Anonymous, in Review of Sotheby Poems; The Literary Gazette (11 June 1825) 365.

Mr. Sotheby is a man of very extensive and graceful knowledge; a man of travel, and one who has mixed with accomplished society; familiar with classical learning; with Germany and Italy, and with the literature of both. His translation of Oberon was the first introduction of Wieland to the English reader, and is a very striking, rich, and poetic piece of versification. It is out of print, and fully deserves to be reprinted, with illustrative designs. His translation of the Georgics of Virgil is a specimen of ability of a different order; at once accurate, forcible, and harmonious — less irregular and careless than Dryden's, and less frigid and formal than Pitt's.

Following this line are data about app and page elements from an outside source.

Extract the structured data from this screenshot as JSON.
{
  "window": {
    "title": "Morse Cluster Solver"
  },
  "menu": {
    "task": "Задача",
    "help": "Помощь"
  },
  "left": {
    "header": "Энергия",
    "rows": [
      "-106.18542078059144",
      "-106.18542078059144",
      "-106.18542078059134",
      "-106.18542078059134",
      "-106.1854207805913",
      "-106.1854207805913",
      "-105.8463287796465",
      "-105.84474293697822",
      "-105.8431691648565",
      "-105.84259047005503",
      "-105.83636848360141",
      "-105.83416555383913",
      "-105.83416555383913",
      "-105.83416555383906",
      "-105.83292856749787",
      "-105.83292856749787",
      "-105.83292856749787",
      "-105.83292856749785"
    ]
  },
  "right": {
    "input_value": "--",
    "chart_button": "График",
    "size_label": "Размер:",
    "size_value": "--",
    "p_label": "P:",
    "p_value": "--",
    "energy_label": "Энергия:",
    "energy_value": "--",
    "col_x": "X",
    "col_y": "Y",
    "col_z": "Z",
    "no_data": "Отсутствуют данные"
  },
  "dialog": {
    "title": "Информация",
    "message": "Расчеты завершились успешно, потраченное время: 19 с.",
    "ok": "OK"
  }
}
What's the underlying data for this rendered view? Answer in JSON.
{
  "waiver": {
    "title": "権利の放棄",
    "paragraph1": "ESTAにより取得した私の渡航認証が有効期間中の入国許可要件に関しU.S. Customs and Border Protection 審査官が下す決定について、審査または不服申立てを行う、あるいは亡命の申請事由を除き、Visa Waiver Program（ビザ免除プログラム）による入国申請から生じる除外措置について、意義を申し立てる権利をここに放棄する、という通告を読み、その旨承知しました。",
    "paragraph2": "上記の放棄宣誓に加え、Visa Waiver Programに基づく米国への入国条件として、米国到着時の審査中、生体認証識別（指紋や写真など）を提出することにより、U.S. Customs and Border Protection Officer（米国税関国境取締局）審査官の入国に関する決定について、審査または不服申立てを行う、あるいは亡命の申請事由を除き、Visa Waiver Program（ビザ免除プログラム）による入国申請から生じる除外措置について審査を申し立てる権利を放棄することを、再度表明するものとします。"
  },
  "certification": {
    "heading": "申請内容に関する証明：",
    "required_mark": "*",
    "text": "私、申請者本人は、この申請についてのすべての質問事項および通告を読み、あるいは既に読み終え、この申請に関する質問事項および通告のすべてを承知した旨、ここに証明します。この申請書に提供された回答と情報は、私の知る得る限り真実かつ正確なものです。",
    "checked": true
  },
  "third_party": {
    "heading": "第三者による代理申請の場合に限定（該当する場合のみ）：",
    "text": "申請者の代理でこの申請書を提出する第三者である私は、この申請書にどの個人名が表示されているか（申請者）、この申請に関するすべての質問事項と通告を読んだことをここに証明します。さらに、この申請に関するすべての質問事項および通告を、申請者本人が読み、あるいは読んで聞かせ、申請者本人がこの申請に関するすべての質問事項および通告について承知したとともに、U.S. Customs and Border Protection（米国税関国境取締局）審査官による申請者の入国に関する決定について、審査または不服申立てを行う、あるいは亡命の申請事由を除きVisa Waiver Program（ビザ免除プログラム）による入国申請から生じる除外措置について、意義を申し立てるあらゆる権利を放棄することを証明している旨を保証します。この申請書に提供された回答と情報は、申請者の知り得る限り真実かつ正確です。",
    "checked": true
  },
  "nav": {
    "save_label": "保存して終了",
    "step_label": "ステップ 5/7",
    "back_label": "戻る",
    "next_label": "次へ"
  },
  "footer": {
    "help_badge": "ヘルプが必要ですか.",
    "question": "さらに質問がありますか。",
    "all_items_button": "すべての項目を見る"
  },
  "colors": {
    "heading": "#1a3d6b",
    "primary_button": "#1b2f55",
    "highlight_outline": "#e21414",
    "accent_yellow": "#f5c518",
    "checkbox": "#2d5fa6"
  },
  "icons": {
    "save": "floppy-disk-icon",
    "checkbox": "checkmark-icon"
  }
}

His present work is a collection of Poems chiefly on the subjects of his Italian travels, and comprehending the most remarkable features of Italy. We have in succession, Rome, Tivoli, Terni, the Emissario of Albane, Venice, Florence, the Pontine Marshes, the Lake of Como, Vallombrosa, Paestum, Naples, with many briefer poems on characteristic spots, Virgil's Tomb, the Egerian Grotto, &c. Those are followed by some striking fragments of a once intended Poem on the great Phenomena of Nature, the Sun, Light, Fire, the Air, Earth, Ocean, &c. The work closes with some miscellaneous and occasional poetry: the whole forming a highly interesting volume, and much the best tribute to our national poetry that has been produced within the year.